September 12, 2018
cc: Members of the House Judiciary Committee
Dear Chairman Goodlatte and Ranking Member Nadler,
The undersigned organizations are writing you regarding language that is currently in H.R. 5634, Medical Cannabis Research Act of 2018. Specifically, we are concerned with a provision that would preclude any “personnel” with a “conviction for a felony or drug-related misdemeanor” from being employed by research cultivation operations. There is no legitimate health or public safety justification for the inclusion of this language and we urge you to strike this unnecessary, punitive ban on individuals with previous drug law violations.
Any “public safety” rationale is misplaced. Individuals with criminal records face a plethora of barriers when reentering society post-conviction and/or incarceration. These barriers place substantial burdens on people who are trying to get their lives back on course. With over 70 million Americans who have criminal histories, adding an additional barrier to employment is counterproductive and in some cases exacerbates the very issue it purports to correct. A 2011 study in the Justice Quarterly found that the lack of employment was the single most negative determinant of recidivism. With little hope of obtaining a decent paying job, returning citizens are often left with few options but to return to a life of crime when faced with substantial barriers to employment that individuals are otherwise qualified for. To help lower recidivism rates and improve public safety, we should be making it easier for people with records to obtain jobs, not more difficult.

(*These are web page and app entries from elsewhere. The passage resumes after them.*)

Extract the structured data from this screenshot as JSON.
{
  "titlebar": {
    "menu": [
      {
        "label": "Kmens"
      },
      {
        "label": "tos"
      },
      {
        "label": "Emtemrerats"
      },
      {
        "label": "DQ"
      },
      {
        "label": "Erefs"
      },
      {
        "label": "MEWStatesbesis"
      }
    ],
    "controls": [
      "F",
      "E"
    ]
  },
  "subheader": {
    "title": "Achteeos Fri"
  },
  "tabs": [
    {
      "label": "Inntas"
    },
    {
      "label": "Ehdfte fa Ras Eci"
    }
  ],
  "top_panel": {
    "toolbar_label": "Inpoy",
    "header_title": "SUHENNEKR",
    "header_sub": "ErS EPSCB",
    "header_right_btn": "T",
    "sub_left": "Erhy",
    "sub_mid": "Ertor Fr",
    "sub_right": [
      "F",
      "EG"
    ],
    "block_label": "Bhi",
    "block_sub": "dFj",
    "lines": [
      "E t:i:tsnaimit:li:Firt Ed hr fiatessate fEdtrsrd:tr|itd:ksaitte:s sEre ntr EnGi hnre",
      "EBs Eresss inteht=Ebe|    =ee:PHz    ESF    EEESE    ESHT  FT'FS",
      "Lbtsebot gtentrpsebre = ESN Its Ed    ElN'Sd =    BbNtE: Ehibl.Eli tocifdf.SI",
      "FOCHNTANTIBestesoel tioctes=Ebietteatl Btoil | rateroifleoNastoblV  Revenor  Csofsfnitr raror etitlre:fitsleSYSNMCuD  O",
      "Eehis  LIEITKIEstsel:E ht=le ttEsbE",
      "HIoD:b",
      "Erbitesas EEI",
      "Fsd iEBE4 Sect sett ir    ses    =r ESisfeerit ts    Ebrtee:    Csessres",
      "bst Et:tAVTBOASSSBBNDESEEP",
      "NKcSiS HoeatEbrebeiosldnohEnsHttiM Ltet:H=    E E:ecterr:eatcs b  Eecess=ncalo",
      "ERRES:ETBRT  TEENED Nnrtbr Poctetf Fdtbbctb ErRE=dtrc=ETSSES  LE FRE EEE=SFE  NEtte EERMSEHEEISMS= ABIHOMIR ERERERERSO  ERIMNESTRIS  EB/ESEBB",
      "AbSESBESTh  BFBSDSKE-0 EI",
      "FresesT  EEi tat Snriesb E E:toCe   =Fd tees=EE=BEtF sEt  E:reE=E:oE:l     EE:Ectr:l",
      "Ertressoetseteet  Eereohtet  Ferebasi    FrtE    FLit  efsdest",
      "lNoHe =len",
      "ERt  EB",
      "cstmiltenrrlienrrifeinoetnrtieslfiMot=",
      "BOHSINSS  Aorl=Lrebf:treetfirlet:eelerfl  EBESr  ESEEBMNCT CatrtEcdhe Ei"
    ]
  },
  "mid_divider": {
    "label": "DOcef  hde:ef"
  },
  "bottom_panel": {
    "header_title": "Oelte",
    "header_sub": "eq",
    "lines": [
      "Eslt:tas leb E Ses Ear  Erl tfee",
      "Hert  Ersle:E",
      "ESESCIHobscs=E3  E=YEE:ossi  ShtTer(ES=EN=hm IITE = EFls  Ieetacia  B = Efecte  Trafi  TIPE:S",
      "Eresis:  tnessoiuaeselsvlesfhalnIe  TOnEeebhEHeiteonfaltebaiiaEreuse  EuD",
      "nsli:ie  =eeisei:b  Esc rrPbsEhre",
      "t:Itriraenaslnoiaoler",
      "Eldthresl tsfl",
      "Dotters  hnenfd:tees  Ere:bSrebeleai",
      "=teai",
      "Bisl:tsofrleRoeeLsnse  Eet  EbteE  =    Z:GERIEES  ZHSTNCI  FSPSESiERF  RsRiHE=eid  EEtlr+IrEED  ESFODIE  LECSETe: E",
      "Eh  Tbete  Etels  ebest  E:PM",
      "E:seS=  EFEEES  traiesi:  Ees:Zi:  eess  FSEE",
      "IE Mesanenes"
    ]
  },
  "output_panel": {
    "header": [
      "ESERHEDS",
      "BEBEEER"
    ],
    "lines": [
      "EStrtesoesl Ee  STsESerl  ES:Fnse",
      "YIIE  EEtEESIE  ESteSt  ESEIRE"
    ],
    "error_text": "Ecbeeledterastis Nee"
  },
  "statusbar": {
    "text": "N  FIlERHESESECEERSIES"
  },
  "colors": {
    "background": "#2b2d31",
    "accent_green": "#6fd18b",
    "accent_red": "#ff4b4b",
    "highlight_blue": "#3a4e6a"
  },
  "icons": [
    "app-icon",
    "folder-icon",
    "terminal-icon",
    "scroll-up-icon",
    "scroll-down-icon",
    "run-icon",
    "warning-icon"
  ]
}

Barring people with felonies and drug-related misdemeanors from working as researchers or even within research facilities would have a disparate impact on minorities. African Americans and Latinos are grossly overrepresented in our criminal justice system—particularly for drug crimes. According to one study, African Americans are 3.6 times more likely to be arrested for selling drugs and 2.5 times more likely to be arrested for possessing drugs, even though whites and blacks use drugs at similar rates and whites are actually more likely to sell drugs than blacks. With 10 times more people in state and federal prison today than in 1980 for drug offenses, this felony and drug-related misdemeanor ban will undoubtedly impact a large number of otherwise, qualified minorities.
The language may also have unintended consequences. For example, if a university researcher receives approval to grow marijuana, that same university may not be able to employ anyone with a “conviction for a felony or drug-related misdemeanor”, because of language stating that “all personnel” involved in the operations must be subject to a background check. This broad language may be interpreted as preventing the hiring of anyone with a “conviction for a felony or drug-related misdemeanor”, from a researcher to maintenance worker.
As we roll back the antiquated, failed criminal justice policies, we are increasingly concerned about doing so in a way that neglects the disparate harms of prohibition and fails to acknowledge the collateral consequences of criminalization. Therefore, we urge you to remove language from H.R. 5634, “Medical Cannabis Research Act of 2018” that would prevent individuals with felonies and/or drug-related misdemeanors from affiliating with research cultivation operations.
Thank you in advance for your consideration.
 Mark T. Berg and Beth M. Buebner, Reentry and the Ties that Bind: An Examination of Social Ties, Employment, and Recidivism, 28 Justice Quarterly 382, 397 (2011) available at http://www.pacific-gateway.org/reentry,%20employment%20and%20recidivism.pdf.
 Jonathan Rothwell, How the War on Drugs Damages Black Social Mobility (2014) available at https://www.brookings.edu/blog/social-mobility-memos/2014/09/30/how-the-war-on-drugs-damages-black-social-mobility/.
 Fact Sheet: Trends in U.S. Corrections, The Sentencing Project 3 (June 2018), file:///C:/Users/danielsmith/Downloads/Trends-in-US-Corrections.pdf.